What the task asks - In the records below, find the line holding "Decode this image"; copy it and every line after it to the end, omitting all images.

Extracted records:
=-=-=-=-=
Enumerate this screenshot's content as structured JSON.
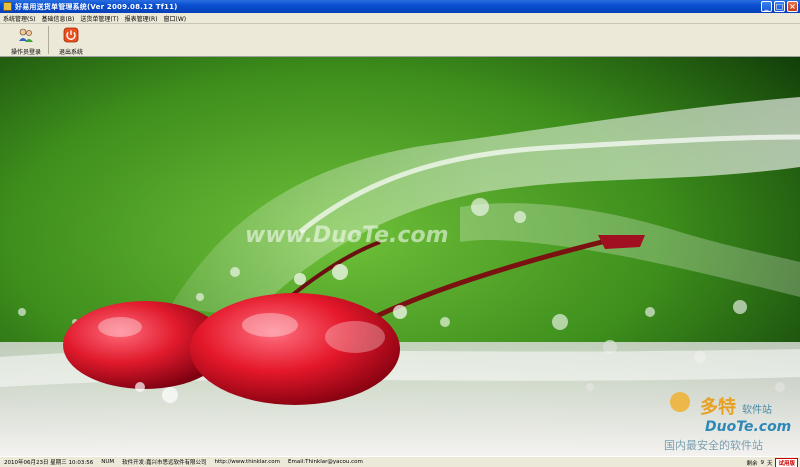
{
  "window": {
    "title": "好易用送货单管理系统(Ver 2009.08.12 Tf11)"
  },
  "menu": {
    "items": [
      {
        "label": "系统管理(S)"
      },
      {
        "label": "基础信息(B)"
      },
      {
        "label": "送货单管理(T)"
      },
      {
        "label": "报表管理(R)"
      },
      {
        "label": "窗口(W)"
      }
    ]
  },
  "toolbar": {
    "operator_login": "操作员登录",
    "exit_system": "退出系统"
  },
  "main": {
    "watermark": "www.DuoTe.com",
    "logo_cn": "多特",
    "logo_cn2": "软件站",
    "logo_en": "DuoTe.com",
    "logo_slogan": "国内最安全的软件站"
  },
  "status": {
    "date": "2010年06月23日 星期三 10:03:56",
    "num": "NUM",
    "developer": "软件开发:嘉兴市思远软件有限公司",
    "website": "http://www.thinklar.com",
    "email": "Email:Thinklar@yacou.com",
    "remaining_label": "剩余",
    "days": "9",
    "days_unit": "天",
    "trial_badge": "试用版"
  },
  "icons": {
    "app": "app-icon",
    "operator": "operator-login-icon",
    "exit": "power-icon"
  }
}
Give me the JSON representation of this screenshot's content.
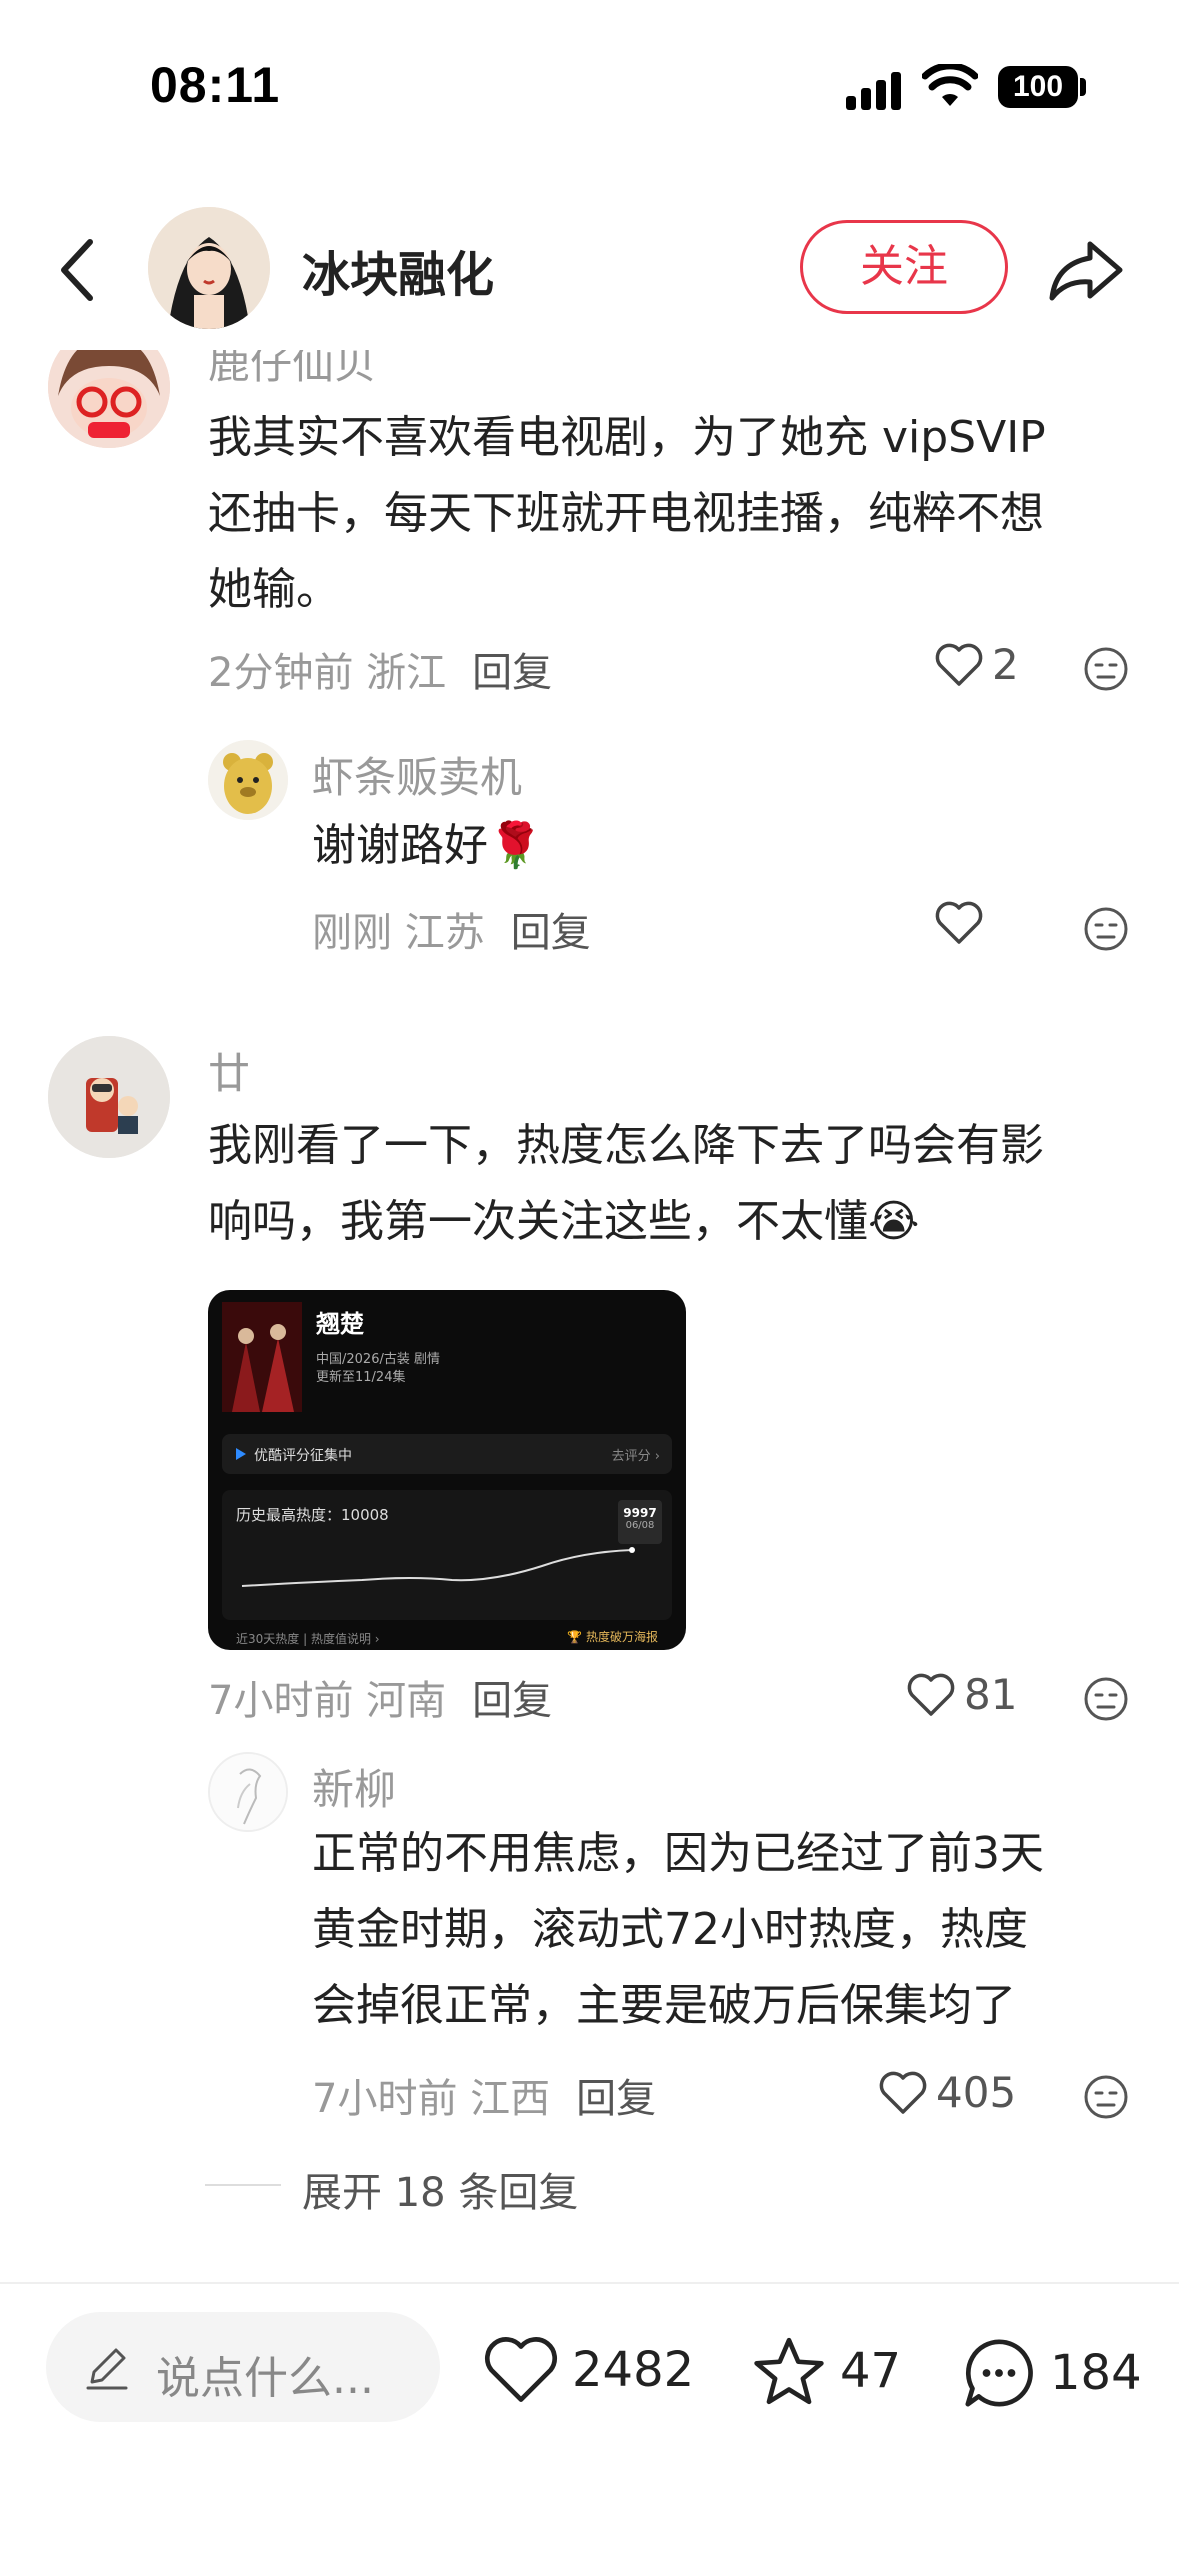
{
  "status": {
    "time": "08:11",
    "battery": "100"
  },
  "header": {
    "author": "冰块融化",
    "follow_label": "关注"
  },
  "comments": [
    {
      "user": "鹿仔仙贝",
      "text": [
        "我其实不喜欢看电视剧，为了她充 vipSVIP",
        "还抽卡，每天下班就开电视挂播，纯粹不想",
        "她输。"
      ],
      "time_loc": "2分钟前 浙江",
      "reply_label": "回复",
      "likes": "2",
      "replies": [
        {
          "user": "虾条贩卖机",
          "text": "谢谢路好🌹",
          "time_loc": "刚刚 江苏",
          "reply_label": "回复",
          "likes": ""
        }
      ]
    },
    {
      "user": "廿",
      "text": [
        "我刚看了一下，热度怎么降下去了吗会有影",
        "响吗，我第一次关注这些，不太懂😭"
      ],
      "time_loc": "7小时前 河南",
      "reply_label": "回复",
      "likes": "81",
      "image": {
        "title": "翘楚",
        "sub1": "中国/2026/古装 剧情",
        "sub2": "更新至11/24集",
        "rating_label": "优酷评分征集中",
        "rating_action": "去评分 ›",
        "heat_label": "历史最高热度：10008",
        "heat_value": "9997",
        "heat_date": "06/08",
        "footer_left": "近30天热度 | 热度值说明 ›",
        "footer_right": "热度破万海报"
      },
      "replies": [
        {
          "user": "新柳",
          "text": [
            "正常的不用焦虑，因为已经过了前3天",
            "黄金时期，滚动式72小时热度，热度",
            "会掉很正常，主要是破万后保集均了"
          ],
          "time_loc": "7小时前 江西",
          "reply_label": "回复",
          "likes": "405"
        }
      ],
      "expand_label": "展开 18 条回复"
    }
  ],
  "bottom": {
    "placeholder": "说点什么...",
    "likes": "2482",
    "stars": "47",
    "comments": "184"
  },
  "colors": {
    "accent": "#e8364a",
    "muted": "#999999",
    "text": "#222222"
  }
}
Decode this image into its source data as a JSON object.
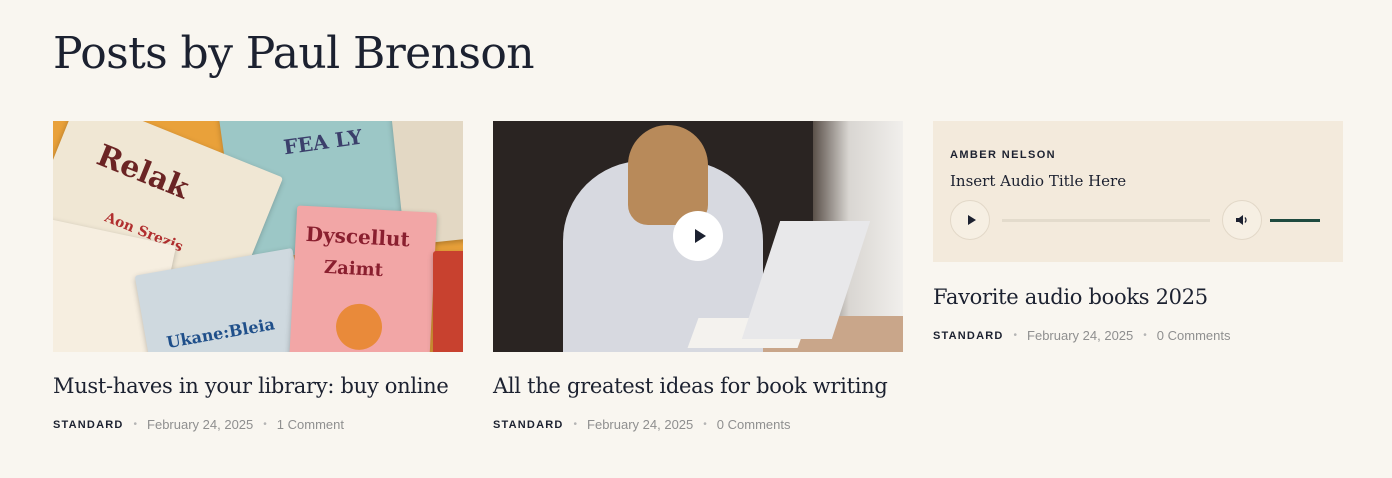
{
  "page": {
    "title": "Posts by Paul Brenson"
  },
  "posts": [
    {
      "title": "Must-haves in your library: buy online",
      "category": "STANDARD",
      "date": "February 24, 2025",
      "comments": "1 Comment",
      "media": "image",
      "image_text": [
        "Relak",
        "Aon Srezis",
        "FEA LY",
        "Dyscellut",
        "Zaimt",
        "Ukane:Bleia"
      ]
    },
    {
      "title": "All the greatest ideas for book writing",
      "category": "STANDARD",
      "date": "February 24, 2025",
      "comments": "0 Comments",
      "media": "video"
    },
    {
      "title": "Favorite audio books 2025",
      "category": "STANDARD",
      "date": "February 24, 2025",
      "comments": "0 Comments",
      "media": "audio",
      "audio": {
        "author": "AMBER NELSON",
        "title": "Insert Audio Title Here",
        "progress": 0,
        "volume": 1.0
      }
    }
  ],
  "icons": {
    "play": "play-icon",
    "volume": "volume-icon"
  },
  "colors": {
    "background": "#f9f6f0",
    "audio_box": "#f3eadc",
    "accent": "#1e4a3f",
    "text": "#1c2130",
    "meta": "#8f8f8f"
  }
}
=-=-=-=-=
Answer for the task -
Decode this image into its source data as a JSON object.
{
  "page": {
    "title": "Posts by Paul Brenson"
  },
  "posts": [
    {
      "title": "Must-haves in your library: buy online",
      "category": "STANDARD",
      "date": "February 24, 2025",
      "comments": "1 Comment",
      "media": "image",
      "image_text": [
        "Relak",
        "Aon Srezis",
        "FEA LY",
        "Dyscellut",
        "Zaimt",
        "Ukane:Bleia"
      ]
    },
    {
      "title": "All the greatest ideas for book writing",
      "category": "STANDARD",
      "date": "February 24, 2025",
      "comments": "0 Comments",
      "media": "video"
    },
    {
      "title": "Favorite audio books 2025",
      "category": "STANDARD",
      "date": "February 24, 2025",
      "comments": "0 Comments",
      "media": "audio",
      "audio": {
        "author": "AMBER NELSON",
        "title": "Insert Audio Title Here",
        "progress": 0,
        "volume": 1.0
      }
    }
  ],
  "icons": {
    "play": "play-icon",
    "volume": "volume-icon"
  },
  "colors": {
    "background": "#f9f6f0",
    "audio_box": "#f3eadc",
    "accent": "#1e4a3f",
    "text": "#1c2130",
    "meta": "#8f8f8f"
  }
}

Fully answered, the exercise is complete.